Patrick Jackson
9 min readMay 8, 2019

By Patrick Jackson. Private piece, no connection to my employer.

“The young may live but the old must die” (maxim of Latin origin, wording as given by a farmer in Glenelly)

Here and there, a bracketed abbreviation qualifies a line in the pages of her handwritten letters. “D.V.” or “D.G.” - “Deus volens” and “Deo gratias” in Latin, “With the help of God” (as she would put it) and “Thanks be to God”. Letters and a whole life measured by a faith in something greater than her troubles, something felt in her joys.

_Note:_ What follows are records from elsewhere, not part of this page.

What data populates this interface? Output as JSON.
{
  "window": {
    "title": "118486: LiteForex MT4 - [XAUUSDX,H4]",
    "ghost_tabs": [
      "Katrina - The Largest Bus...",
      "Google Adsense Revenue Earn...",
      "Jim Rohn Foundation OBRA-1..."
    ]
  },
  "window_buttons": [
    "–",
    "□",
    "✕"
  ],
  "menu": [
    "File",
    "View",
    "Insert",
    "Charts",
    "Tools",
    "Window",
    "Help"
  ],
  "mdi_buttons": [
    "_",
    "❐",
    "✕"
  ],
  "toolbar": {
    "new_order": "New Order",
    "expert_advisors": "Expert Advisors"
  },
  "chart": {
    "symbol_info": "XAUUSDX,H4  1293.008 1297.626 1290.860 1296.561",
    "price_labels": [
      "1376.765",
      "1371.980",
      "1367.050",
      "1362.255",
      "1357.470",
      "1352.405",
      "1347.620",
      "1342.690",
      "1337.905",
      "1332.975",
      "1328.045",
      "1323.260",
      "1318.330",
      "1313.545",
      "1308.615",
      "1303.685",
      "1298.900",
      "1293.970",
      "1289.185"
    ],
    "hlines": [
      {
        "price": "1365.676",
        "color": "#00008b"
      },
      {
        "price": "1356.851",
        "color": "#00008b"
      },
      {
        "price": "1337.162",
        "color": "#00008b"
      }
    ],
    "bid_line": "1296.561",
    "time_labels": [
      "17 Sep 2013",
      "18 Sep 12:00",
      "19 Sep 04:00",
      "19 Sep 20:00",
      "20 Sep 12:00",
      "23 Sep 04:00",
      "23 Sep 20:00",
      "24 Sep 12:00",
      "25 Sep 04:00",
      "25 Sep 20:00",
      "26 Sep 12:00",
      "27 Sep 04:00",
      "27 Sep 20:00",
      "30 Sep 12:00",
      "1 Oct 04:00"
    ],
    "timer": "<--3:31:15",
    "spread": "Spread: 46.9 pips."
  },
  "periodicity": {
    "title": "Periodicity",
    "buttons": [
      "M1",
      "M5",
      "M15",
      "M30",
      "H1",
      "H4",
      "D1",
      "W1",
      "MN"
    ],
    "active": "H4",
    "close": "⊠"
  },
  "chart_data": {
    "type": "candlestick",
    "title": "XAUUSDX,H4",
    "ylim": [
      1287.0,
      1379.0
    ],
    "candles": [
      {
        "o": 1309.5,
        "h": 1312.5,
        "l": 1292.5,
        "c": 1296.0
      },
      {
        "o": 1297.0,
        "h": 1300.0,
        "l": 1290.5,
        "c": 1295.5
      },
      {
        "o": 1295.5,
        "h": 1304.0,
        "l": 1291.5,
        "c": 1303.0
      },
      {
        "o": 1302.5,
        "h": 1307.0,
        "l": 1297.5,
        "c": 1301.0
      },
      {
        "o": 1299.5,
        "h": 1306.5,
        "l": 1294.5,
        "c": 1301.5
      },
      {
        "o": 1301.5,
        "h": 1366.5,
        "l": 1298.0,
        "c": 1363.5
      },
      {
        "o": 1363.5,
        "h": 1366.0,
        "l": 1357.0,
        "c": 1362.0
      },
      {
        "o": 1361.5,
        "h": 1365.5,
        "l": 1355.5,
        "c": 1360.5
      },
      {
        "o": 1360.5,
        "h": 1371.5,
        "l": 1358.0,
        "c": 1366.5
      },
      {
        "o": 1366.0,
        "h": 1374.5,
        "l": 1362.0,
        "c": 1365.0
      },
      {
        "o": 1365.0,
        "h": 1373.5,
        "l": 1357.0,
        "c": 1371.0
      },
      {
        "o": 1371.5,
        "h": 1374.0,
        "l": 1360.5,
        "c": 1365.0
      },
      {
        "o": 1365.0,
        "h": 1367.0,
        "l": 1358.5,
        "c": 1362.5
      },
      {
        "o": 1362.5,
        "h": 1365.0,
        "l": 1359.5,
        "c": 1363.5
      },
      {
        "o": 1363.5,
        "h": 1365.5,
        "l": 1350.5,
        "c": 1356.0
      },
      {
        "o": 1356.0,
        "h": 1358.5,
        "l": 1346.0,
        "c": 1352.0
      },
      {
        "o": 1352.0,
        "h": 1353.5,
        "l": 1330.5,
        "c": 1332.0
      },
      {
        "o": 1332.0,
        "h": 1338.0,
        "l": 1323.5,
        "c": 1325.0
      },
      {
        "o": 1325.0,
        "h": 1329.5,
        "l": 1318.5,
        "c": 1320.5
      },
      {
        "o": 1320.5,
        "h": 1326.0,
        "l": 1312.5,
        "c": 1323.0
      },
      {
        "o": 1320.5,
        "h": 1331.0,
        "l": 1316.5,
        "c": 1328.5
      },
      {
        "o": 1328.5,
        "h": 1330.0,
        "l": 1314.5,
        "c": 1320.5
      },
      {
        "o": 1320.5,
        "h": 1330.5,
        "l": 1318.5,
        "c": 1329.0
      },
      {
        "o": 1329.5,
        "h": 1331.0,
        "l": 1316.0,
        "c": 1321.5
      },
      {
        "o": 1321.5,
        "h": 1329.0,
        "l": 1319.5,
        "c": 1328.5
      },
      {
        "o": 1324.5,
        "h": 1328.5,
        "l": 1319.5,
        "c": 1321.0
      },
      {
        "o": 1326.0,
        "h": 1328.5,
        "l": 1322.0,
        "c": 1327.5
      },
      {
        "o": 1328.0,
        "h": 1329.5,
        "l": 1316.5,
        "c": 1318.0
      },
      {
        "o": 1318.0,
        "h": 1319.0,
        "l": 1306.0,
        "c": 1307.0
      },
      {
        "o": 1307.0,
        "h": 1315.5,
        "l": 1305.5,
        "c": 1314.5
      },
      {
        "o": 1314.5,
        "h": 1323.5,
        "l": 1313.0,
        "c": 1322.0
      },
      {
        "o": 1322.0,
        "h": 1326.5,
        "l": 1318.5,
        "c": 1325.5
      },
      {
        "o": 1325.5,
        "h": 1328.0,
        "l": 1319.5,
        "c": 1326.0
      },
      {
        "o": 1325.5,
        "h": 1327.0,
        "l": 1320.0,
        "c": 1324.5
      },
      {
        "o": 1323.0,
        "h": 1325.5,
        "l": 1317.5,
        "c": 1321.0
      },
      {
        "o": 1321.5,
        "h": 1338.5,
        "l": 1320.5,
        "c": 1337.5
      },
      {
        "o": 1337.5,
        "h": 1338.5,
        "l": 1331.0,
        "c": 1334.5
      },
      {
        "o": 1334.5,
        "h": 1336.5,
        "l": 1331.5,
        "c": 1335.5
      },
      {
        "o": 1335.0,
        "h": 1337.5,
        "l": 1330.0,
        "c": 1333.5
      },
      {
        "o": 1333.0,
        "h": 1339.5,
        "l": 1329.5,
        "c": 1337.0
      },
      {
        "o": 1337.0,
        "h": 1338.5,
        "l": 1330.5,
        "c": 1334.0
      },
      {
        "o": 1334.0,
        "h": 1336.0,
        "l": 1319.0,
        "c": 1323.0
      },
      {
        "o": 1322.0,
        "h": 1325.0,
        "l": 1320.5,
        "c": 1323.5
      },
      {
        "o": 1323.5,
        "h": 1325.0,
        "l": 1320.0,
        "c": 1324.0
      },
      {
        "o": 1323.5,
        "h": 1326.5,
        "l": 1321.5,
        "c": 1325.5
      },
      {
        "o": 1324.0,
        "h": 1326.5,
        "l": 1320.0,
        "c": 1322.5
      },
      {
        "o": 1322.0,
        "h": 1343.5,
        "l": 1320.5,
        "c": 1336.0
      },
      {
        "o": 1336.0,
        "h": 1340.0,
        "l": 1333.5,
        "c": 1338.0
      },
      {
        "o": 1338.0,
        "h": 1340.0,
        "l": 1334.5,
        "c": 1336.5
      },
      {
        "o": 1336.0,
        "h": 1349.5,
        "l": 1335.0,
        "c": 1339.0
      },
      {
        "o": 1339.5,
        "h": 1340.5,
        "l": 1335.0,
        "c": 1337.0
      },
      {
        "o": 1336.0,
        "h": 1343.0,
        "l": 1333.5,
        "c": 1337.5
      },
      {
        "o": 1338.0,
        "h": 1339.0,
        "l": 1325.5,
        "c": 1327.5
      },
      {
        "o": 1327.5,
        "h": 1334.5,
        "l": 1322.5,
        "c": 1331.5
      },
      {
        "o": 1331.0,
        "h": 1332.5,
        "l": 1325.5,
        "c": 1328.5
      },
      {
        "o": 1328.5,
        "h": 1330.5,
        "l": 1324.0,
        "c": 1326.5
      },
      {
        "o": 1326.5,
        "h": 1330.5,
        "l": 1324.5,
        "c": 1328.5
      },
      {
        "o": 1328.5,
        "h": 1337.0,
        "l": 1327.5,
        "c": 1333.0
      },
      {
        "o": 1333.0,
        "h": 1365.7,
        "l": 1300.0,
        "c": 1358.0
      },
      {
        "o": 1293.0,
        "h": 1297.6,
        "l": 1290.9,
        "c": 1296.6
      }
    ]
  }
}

13 September 1930, Coleraine, and Rose McManamon is finally giving birth. She is in the Mary Rankin maternity hospital, getting special care for she has had two miscarriages. Teresa Marie becomes the first of her seven children.

Her husband John, a policeman, is often stationed in Derry (she could never call the city “Londonderry” though it was never political). Back in the townland of Glenrone, in the Glenelly Valley of Co Tyrone, Rose works as a teacher in the primary school (they call it a “national school” in those days). Across the Back Road that runs past the school stands the grandparents’ pub. A few minutes’ walk across the pad from the pub stands the small family cottage. Rose is out at work and sometimes there are serving-girls to help, but the eldest daughter soon finds herself acting as mother to her brothers and sisters in a house with little money coming in. One night the small girl witnesses the bloody drama of a difficult birth right inside the cottage. Her eyes grow clear at a tender age.

Yet she will go on to marry and bear ten children of her own. She will see them fed, clothed, mannered and educated and when in turn they become adults she will still stand by them, in health and happiness, in illness and disaster. A day will come when one of her children is so ill she will say she would rather see them in their coffin. Yet all her children will outlive her.

A primary education at Glenrone school under the much-loved older teacher, Mrs Kathleen Carlin (nee Toibin, from Co Cork). Amid the general syllabus, and the classroom fun, the children learn Shakespeare around the turf stove. Little Teresa plays the role of Portia. A star pupil, the country girl will go on to impress teachers at the convent…

Patrick Jackson

@BBCWorld journalist with focus on Europe. Views here mine, yours, even *theirs* - just not BBC's. #MoJo ❤️☕️